My co-worker was a victim of the second scheme described. Someone saw him slowly driving along, and he couldn’t identify the house he was supposed to deliver to, on a very dark street. He had a brightly lit sign on his car with the name of the restaurant, his door was unlocked, and he wasn’t wearing a seat belt. He stopped and while looking down at the address on a piece of paper, someone pulled the door open and before he could react, they stabbed him, threw him to the ground, and took his money and pizzas. Then they disappeared and obviously didn't care if he died.

Pizza photo #3
Credit: Photo is from Wikipedia by Lppa, CC BY-SA 3.0.

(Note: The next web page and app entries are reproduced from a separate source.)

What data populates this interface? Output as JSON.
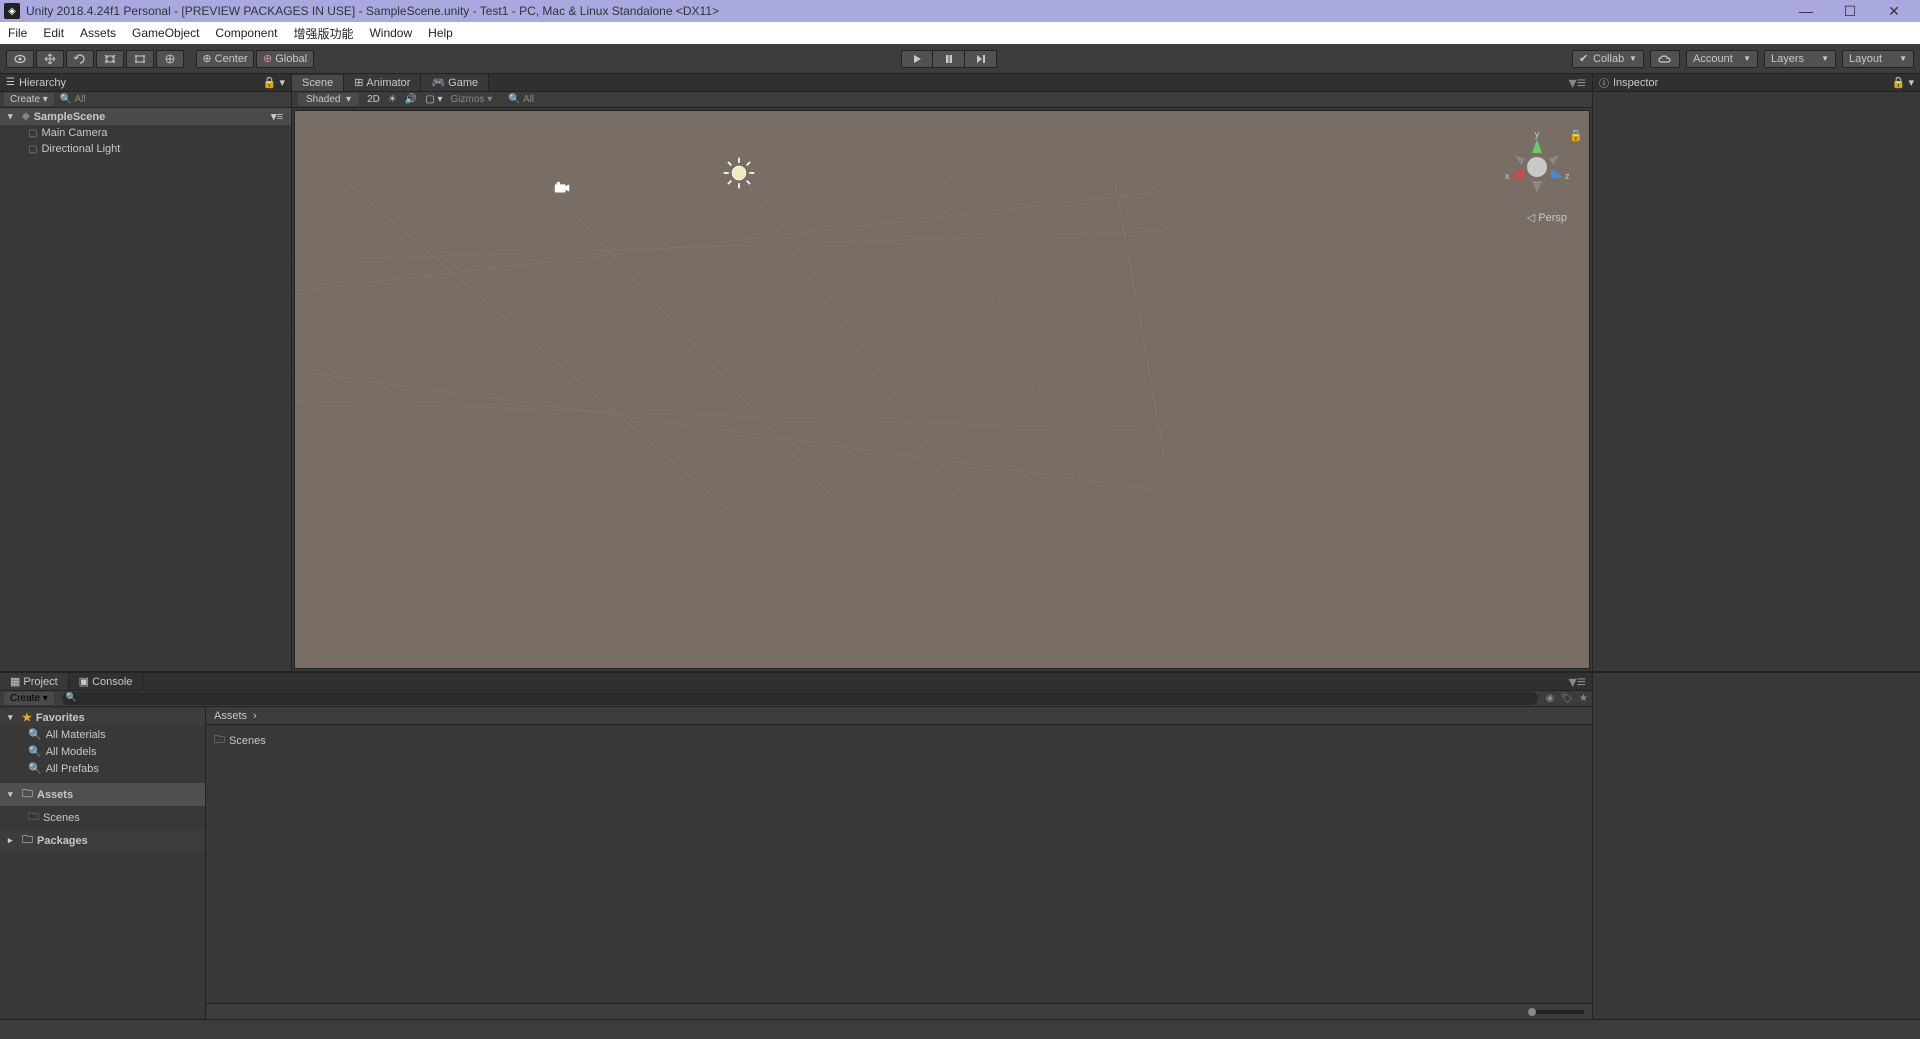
{
  "titlebar": {
    "text": "Unity 2018.4.24f1 Personal - [PREVIEW PACKAGES IN USE] - SampleScene.unity - Test1 - PC, Mac & Linux Standalone <DX11>"
  },
  "menubar": {
    "items": [
      "File",
      "Edit",
      "Assets",
      "GameObject",
      "Component",
      "增强版功能",
      "Window",
      "Help"
    ]
  },
  "toolbar": {
    "pivot": "Center",
    "handle": "Global",
    "collab": "Collab",
    "account": "Account",
    "layers": "Layers",
    "layout": "Layout"
  },
  "hierarchy": {
    "title": "Hierarchy",
    "create": "Create",
    "search_placeholder": "All",
    "scene": "SampleScene",
    "items": [
      "Main Camera",
      "Directional Light"
    ]
  },
  "scene_tabs": {
    "scene": "Scene",
    "animator": "Animator",
    "game": "Game"
  },
  "scene_toolbar": {
    "shaded": "Shaded",
    "twoD": "2D",
    "gizmos": "Gizmos",
    "search_placeholder": "All"
  },
  "scene_view": {
    "persp": "Persp",
    "axes": {
      "x": "x",
      "y": "y",
      "z": "z"
    }
  },
  "inspector": {
    "title": "Inspector"
  },
  "project": {
    "tabs": {
      "project": "Project",
      "console": "Console"
    },
    "create": "Create",
    "favorites": "Favorites",
    "fav_items": [
      "All Materials",
      "All Models",
      "All Prefabs"
    ],
    "assets": "Assets",
    "scenes": "Scenes",
    "packages": "Packages",
    "breadcrumb": "Assets",
    "content_items": [
      "Scenes"
    ]
  }
}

93% of Americans eat at least one slice of pizza every month.[1]

The rules I made and taught to all drivers, plus any new drivers we hired:

(1) Anytime you are delivering to dark neighborhoods, take the sign off the car. No driving around with a well-lit sign advertising what you have.

(2) Car doors must be locked, and the car must not be stopped unless you clearly identify which house the delivery is for. The house must be well lit. If the house number can’t be seen, or if the house is not well lit, turn around and take the order back to the restaurant. Don’t get out and walk around or knock on doors in poorly lit areas.

(3) In cases of pizzas brought back to the restaurant, inform the manager that the house couldn’t be found due to darkness and/or the house number not being visible. Call the customer and tell them that if they want their order they will have to come pick it up. Make sure the manager changes the order so it’s not on you as a delivery. (Important: Don’t work at a place that won’t allow you to do this.)

Following these rules was important for our drivers and their safety. Another of our drivers was shot at in one of these areas, shattering her back window. The girl promptly drove back to the restaurant and quit. Inform management of such situations and ask that such areas be excluded. Don’t be afraid to quit if the restaurant delivers to areas that seem too unsafe to deal with. There is always some risk anywhere you go, but some places are extra unsafe, and there’s nothing wrong with determining that they aren’t worth it.

When I was first hired, a regional manager spoke to the new drivers about safety. He said a lot of people have had a feeling that something wasn’t right just before something bad happened, and he urged us to always pay attention to that feeling and to take it seriously. As an example, he said we should turn around immediately if we get this feeling when we’re approaching a door in the dark. The feeling is usually strong and it’s real, and I also recommend heeding it if it happens to you.